The most prominent international example is the 2001 ICC ADR Rules. Uniquely, ICC ADR does not mandate a single mode of ADR like its various alternatives. Instead, parties apply whatever settlement technique suits their specific needs,11 although absent any specific agreement, mediation is the default method applied (in 2009 mediation was used in 90% of cases). While ICC ADR’s numbers are modest, it has been gaining in popularity. In 2003, only eight ADR cases were registered, however, by 2009, that figure had increased to 24 (compared to 1,305 cases under the ICC Rules of Arbitration).

The advantages of ADR per se are evident. While arbitration and litigation focus the parties’ attention on the dispute, mediation and other forms of non-binding ADR focus the parties’ attention on the search for a solution and these solutions can, at times, be largely unrelated. An example commonly used in practice is the “oranges” anecdote. Imagine an ownership dispute over a crate of oranges. Ordinarily this would be a legal issue. An arbitrator’s process would seek to establish legal ownership of the (perishable) goods. A mediator, however, would seek a commercial solution. A mediator might enquire about the parties’ intended use. If the first party replied orange juice and the second replied marmalade, the dispute would disappear. The first could take the juice, while the second used the rind.

Statistics demonstrate that ICC ADR is both effective and fast. Since 2007, ICC ADR has boasted an average settlement rate of around 60%, although in 2010, the rate was closer to 100% (naturally, statistics fluctuate year on year). The average duration of proceedings, from filing of the request for ADR to completion of the case is 117 days (i.e. less than four months).
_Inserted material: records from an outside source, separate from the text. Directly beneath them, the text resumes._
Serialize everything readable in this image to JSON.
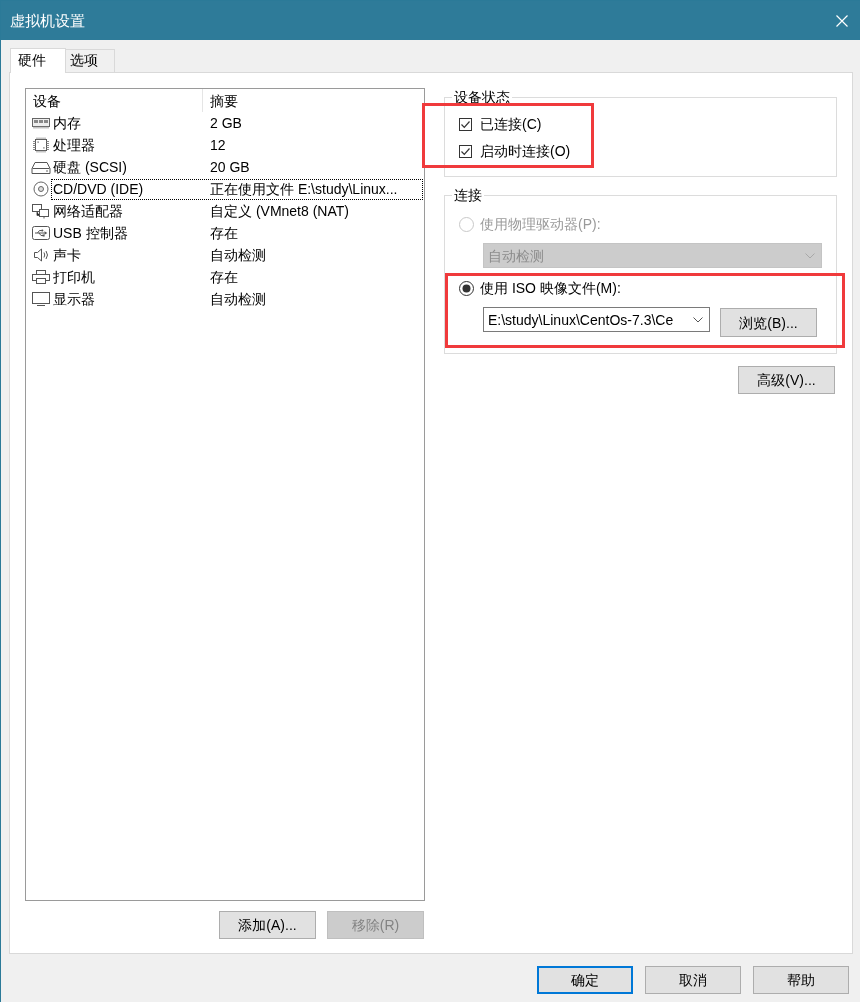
{
  "window": {
    "title": "虚拟机设置"
  },
  "tabs": [
    {
      "label": "硬件",
      "selected": true
    },
    {
      "label": "选项",
      "selected": false
    }
  ],
  "device_list": {
    "columns": [
      "设备",
      "摘要"
    ],
    "rows": [
      {
        "kind": "memory",
        "device": "内存",
        "summary": "2 GB",
        "selected": false
      },
      {
        "kind": "processor",
        "device": "处理器",
        "summary": "12",
        "selected": false
      },
      {
        "kind": "disk",
        "device": "硬盘 (SCSI)",
        "summary": "20 GB",
        "selected": false
      },
      {
        "kind": "cdrom",
        "device": "CD/DVD (IDE)",
        "summary": "正在使用文件 E:\\study\\Linux...",
        "selected": true
      },
      {
        "kind": "network",
        "device": "网络适配器",
        "summary": "自定义 (VMnet8 (NAT)",
        "selected": false
      },
      {
        "kind": "usb",
        "device": "USB 控制器",
        "summary": "存在",
        "selected": false
      },
      {
        "kind": "sound",
        "device": "声卡",
        "summary": "自动检测",
        "selected": false
      },
      {
        "kind": "printer",
        "device": "打印机",
        "summary": "存在",
        "selected": false
      },
      {
        "kind": "display",
        "device": "显示器",
        "summary": "自动检测",
        "selected": false
      }
    ]
  },
  "list_buttons": [
    {
      "label": "添加(A)...",
      "disabled": false
    },
    {
      "label": "移除(R)",
      "disabled": true
    }
  ],
  "device_status": {
    "title": "设备状态",
    "highlighted": true,
    "checkboxes": [
      {
        "label": "已连接(C)",
        "checked": true
      },
      {
        "label": "启动时连接(O)",
        "checked": true
      }
    ]
  },
  "connection": {
    "title": "连接",
    "options": [
      {
        "label": "使用物理驱动器(P):",
        "selected": false,
        "disabled": true,
        "field": {
          "kind": "dropdown",
          "value": "自动检测"
        }
      },
      {
        "label": "使用 ISO 映像文件(M):",
        "selected": true,
        "disabled": false,
        "highlighted": true,
        "field": {
          "kind": "combo",
          "value": "E:\\study\\Linux\\CentOs-7.3\\Ce"
        },
        "button": "浏览(B)..."
      }
    ]
  },
  "advanced_button": "高级(V)...",
  "dialog_buttons": [
    {
      "label": "确定",
      "default": true
    },
    {
      "label": "取消",
      "default": false
    },
    {
      "label": "帮助",
      "default": false
    }
  ]
}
Combined, these statistics are telling. Arbitration and litigation are expensive and time consuming. If they can be avoided in the majority of cases by a process lasting less than four months, and assumedly at a fraction of the cost of arbitration or litigation, it justifies serious consideration.

The question is not why should ICC ADR be used in oil and gas contracts, but why not use it for such contracts?
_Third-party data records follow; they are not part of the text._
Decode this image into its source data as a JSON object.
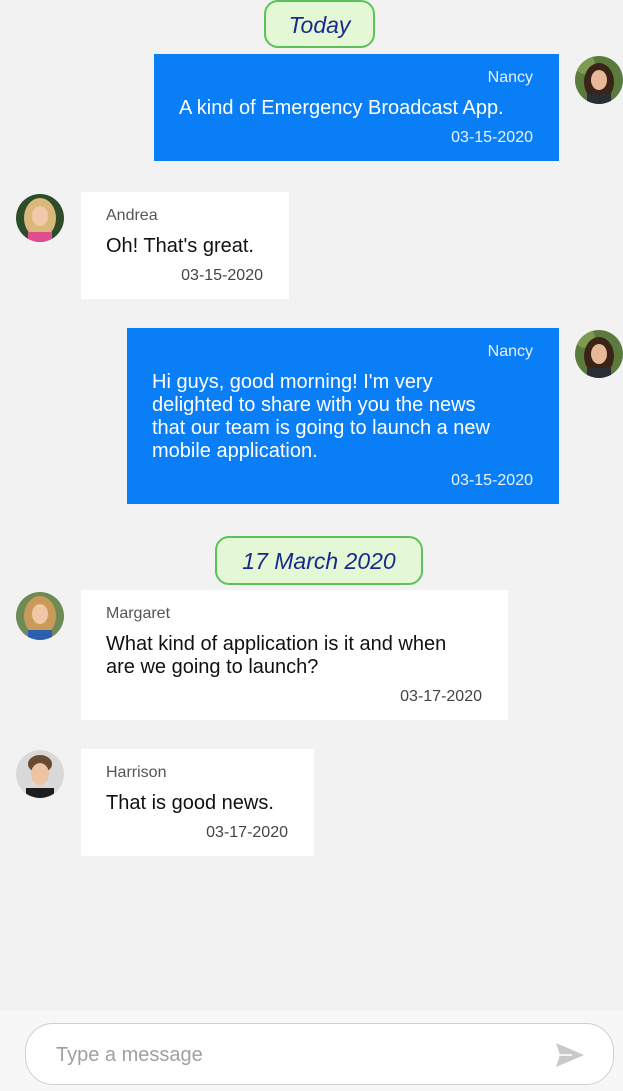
{
  "colors": {
    "outgoing": "#0a7ef6",
    "incoming": "#ffffff",
    "background": "#f2f2f2",
    "date_chip_bg": "#e4f8d6",
    "date_chip_border": "#5cc25a",
    "date_chip_text": "#1a2a8c"
  },
  "dates": [
    "Today",
    "17 March 2020"
  ],
  "messages": [
    {
      "sender": "Nancy",
      "lines": [
        "A kind of Emergency Broadcast App."
      ],
      "time": "03-15-2020",
      "direction": "outgoing"
    },
    {
      "sender": "Andrea",
      "lines": [
        "Oh! That's great."
      ],
      "time": "03-15-2020",
      "direction": "incoming"
    },
    {
      "sender": "Nancy",
      "lines": [
        "Hi guys, good morning! I'm very",
        "delighted to share with you the news",
        "that our team is going to launch a new",
        "mobile application."
      ],
      "time": "03-15-2020",
      "direction": "outgoing"
    },
    {
      "sender": "Margaret",
      "lines": [
        "What kind of application is it and when",
        "are we going to launch?"
      ],
      "time": "03-17-2020",
      "direction": "incoming"
    },
    {
      "sender": "Harrison",
      "lines": [
        "That is good news."
      ],
      "time": "03-17-2020",
      "direction": "incoming"
    }
  ],
  "composer": {
    "placeholder": "Type a message",
    "send_icon": "send-icon"
  }
}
Indeed, ICC ADR is already being used to resolve energy disputes, albeit in limited numbers. At present, 15% of cases filed under the ICC ADR Rules relate to energy disputes, most involving stakes of between US$10 million and US$30 million, although with some cases ranging up to US$250 million.

ICC ADR would be applicable to a broad range of oil and gas related disputes. Indeed, one of the beauties of institutional ADR is that it can be used for almost any type of problem.  

  1. Conclusion

To many, litigation is like that film Woody Allen cited in the 1975 edition of Esquire magazine:  

“Making a funny film provides all the enjoyment of getting your leg caught in the blades of a threshing machine. As a matter of fact, it’s not even that pleasurable; with the threshing machine the end comes much quicker.”

The analogy will not be lost on parties to what may seem interminable disputes. Of the ideas presented above, one (final offer arbitration) may well shorten the pain. The other candidates – dispute boards and institutional ADR – will work only if taken seriously and used when appropriate. If not, they can obviously lengthen the process and thereby achieve the opposite of what was intended. So handle with care!